What you will do — What is the number of lines in the records that contain "icon"? Give only that number.

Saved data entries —
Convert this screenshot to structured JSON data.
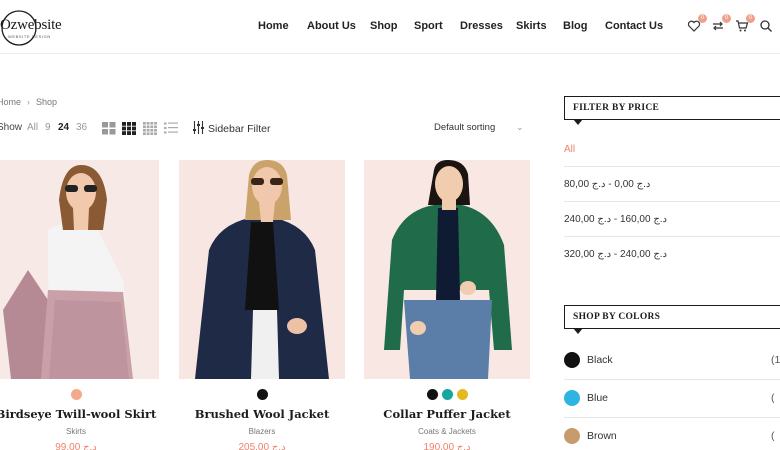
{
  "header": {
    "logo_text": "Ozwebsite",
    "logo_sub": "WEBSITE DESIGN",
    "nav": [
      "Home",
      "About Us",
      "Shop",
      "Sport",
      "Dresses",
      "Skirts",
      "Blog",
      "Contact Us"
    ],
    "wishlist_count": "0",
    "compare_count": "0",
    "cart_count": "0"
  },
  "breadcrumb": {
    "home": "Home",
    "sep": "›",
    "current": "Shop"
  },
  "toolbar": {
    "show_label": "Show",
    "options": [
      "All",
      "9",
      "24",
      "36"
    ],
    "active_option": "24",
    "sidebar_filter": "Sidebar Filter",
    "sorting": "Default sorting",
    "sorting_chevron": "⌄"
  },
  "products": [
    {
      "name": "Birdseye Twill-wool Skirt",
      "category": "Skirts",
      "price": "99,00 د.ج",
      "swatches": [
        "#f2a98c"
      ]
    },
    {
      "name": "Brushed Wool Jacket",
      "category": "Blazers",
      "price": "205,00 د.ج",
      "swatches": [
        "#111111"
      ]
    },
    {
      "name": "Collar Puffer Jacket",
      "category": "Coats & Jackets",
      "price": "190,00 د.ج",
      "swatches": [
        "#111111",
        "#17a6a0",
        "#e5b81c"
      ]
    }
  ],
  "filter_price": {
    "title": "FILTER BY PRICE",
    "items": [
      "All",
      "د.ج 0,00 - د.ج 80,00",
      "د.ج 160,00 - د.ج 240,00",
      "د.ج 240,00 - د.ج 320,00"
    ]
  },
  "shop_colors": {
    "title": "SHOP BY COLORS",
    "items": [
      {
        "label": "Black",
        "count": "(1",
        "color": "#111111"
      },
      {
        "label": "Blue",
        "count": "(",
        "color": "#2fb3e0"
      },
      {
        "label": "Brown",
        "count": "(",
        "color": "#c89b6d"
      }
    ]
  },
  "colors": {
    "accent": "#f0826a",
    "badge": "#f0a08a"
  }
}
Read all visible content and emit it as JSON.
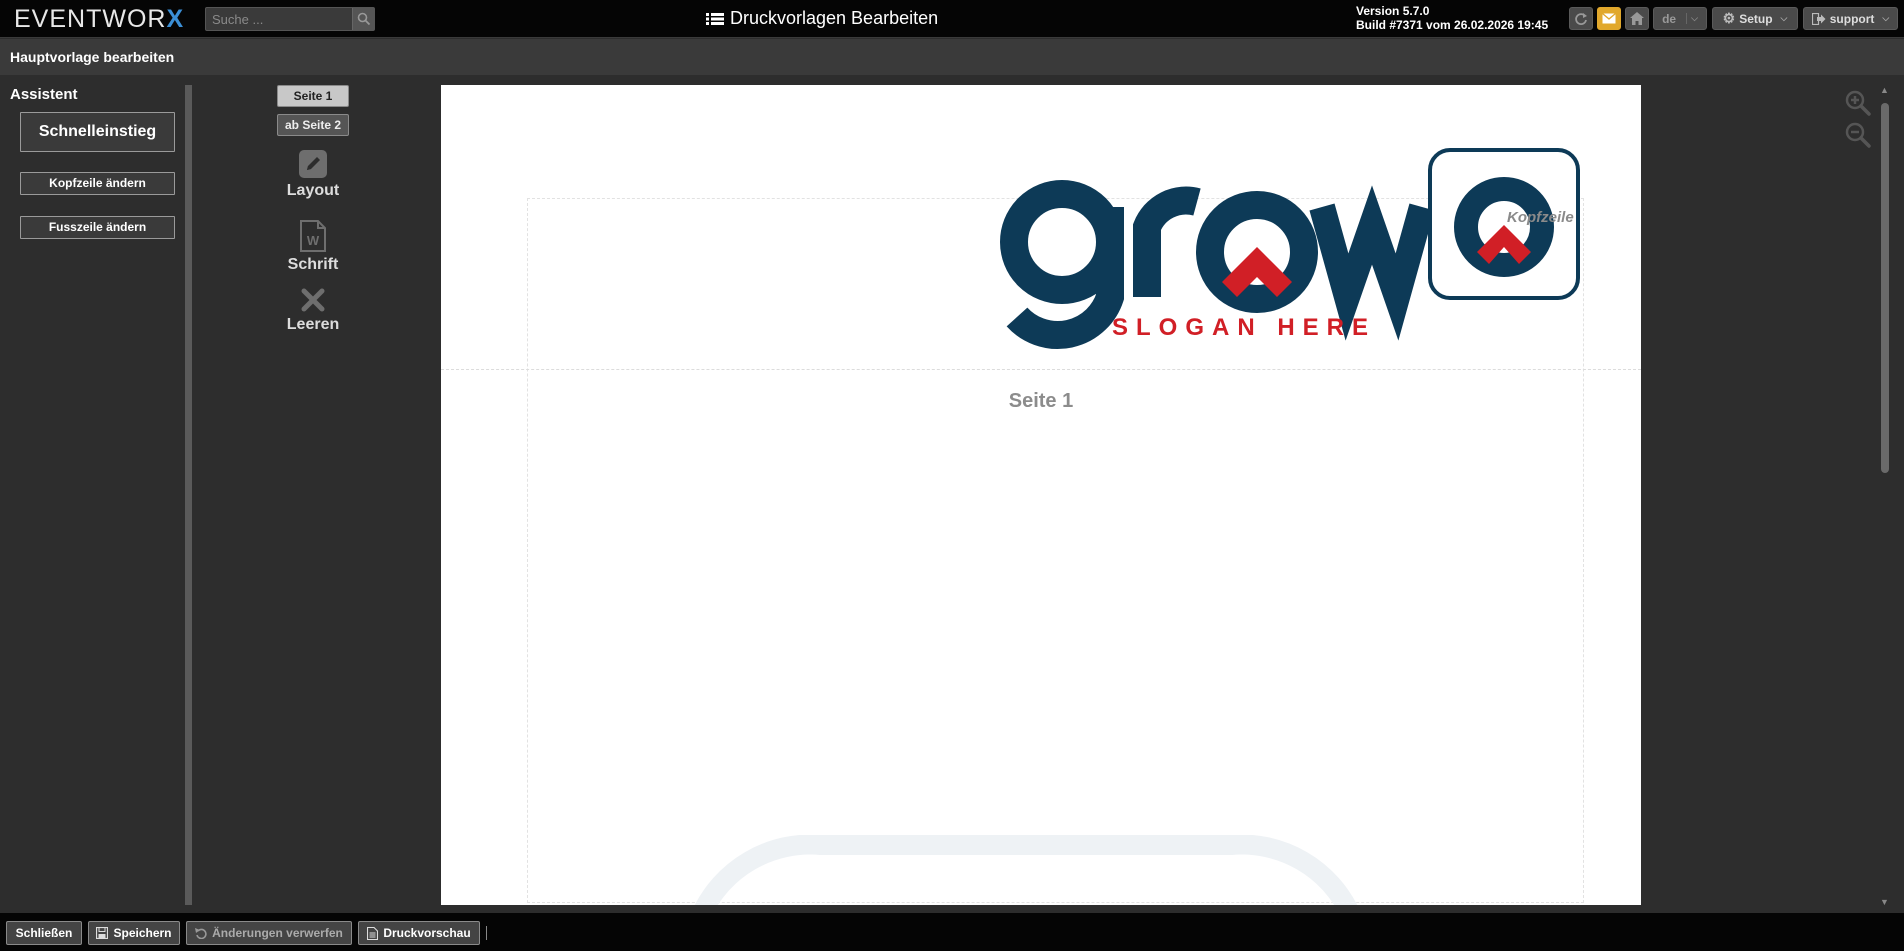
{
  "app": {
    "logo_text": "EVENTWOR",
    "logo_accent": "X",
    "page_title": "Druckvorlagen Bearbeiten",
    "version_line1": "Version 5.7.0",
    "version_line2": "Build #7371 vom 26.02.2026 19:45"
  },
  "search": {
    "placeholder": "Suche ..."
  },
  "toolbar": {
    "lang_label": "de",
    "setup_label": "Setup",
    "user_label": "support",
    "mail_color": "#e1a82c"
  },
  "subheader": {
    "title": "Hauptvorlage bearbeiten"
  },
  "sidebar": {
    "title": "Assistent",
    "quick_label": "Schnelleinstieg",
    "header_label": "Kopfzeile ändern",
    "footer_label": "Fusszeile ändern"
  },
  "tools": {
    "tab_page1": "Seite 1",
    "tab_page2": "ab Seite 2",
    "layout_label": "Layout",
    "font_label": "Schrift",
    "clear_label": "Leeren"
  },
  "document": {
    "header_label": "Kopfzeile",
    "page_label": "Seite 1",
    "logo_word": "grow",
    "logo_slogan": "SLOGAN HERE",
    "brand_blue": "#0d3a57",
    "brand_red": "#d11f26"
  },
  "bottombar": {
    "close_label": "Schließen",
    "save_label": "Speichern",
    "discard_label": "Änderungen verwerfen",
    "preview_label": "Druckvorschau"
  }
}
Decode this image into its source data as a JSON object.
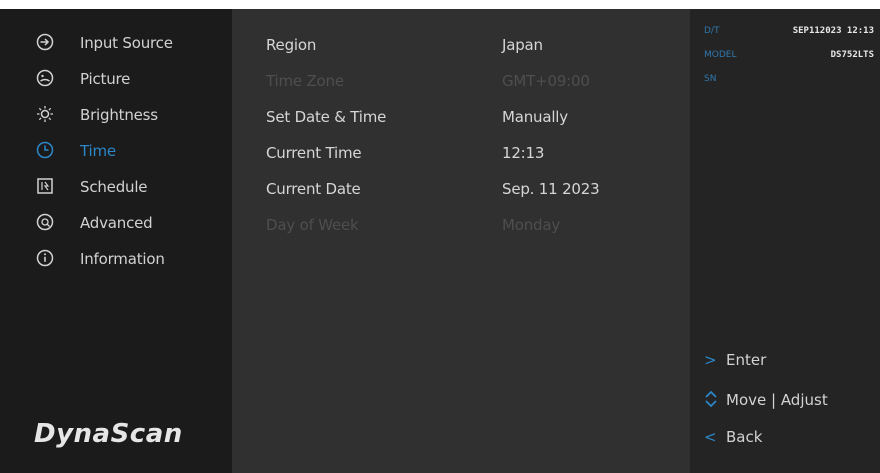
{
  "sidebar": {
    "items": [
      {
        "label": "Input Source",
        "icon": "input-source-icon"
      },
      {
        "label": "Picture",
        "icon": "picture-icon"
      },
      {
        "label": "Brightness",
        "icon": "brightness-icon"
      },
      {
        "label": "Time",
        "icon": "clock-icon",
        "active": true
      },
      {
        "label": "Schedule",
        "icon": "schedule-icon"
      },
      {
        "label": "Advanced",
        "icon": "advanced-icon"
      },
      {
        "label": "Information",
        "icon": "information-icon"
      }
    ],
    "logo": "DynaScan"
  },
  "settings": {
    "rows": [
      {
        "label": "Region",
        "value": "Japan",
        "enabled": true
      },
      {
        "label": "Time Zone",
        "value": "GMT+09:00",
        "enabled": false
      },
      {
        "label": "Set Date & Time",
        "value": "Manually",
        "enabled": true
      },
      {
        "label": "Current Time",
        "value": "12:13",
        "enabled": true
      },
      {
        "label": "Current Date",
        "value": "Sep. 11 2023",
        "enabled": true
      },
      {
        "label": "Day of Week",
        "value": "Monday",
        "enabled": false
      }
    ]
  },
  "info": {
    "dt_label": "D/T",
    "dt_value": "SEP112023 12:13",
    "model_label": "MODEL",
    "model_value": "DS752LTS",
    "sn_label": "SN",
    "sn_value": ""
  },
  "hints": {
    "enter_symbol": ">",
    "enter_label": "Enter",
    "move_label": "Move | Adjust",
    "back_symbol": "<",
    "back_label": "Back"
  },
  "colors": {
    "accent": "#2c87c8",
    "sidebar_bg": "#1b1b1b",
    "panel_bg": "#303030",
    "disabled_text": "#4e4e4e"
  }
}
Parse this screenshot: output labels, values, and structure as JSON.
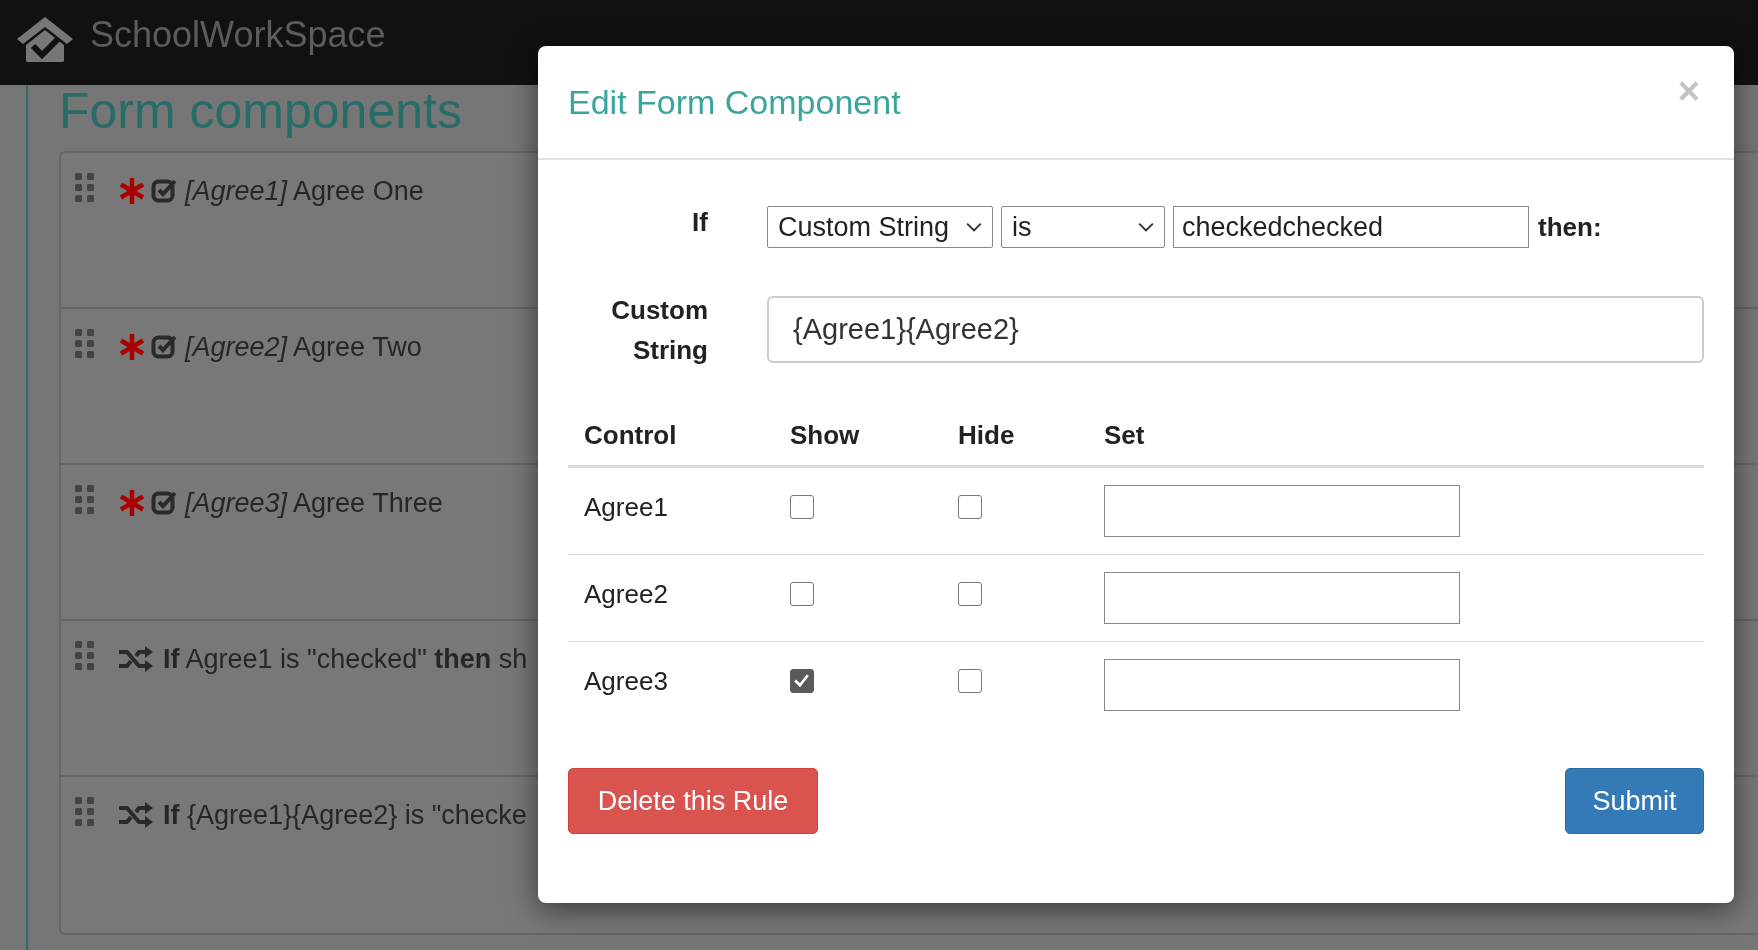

Problem solution — 7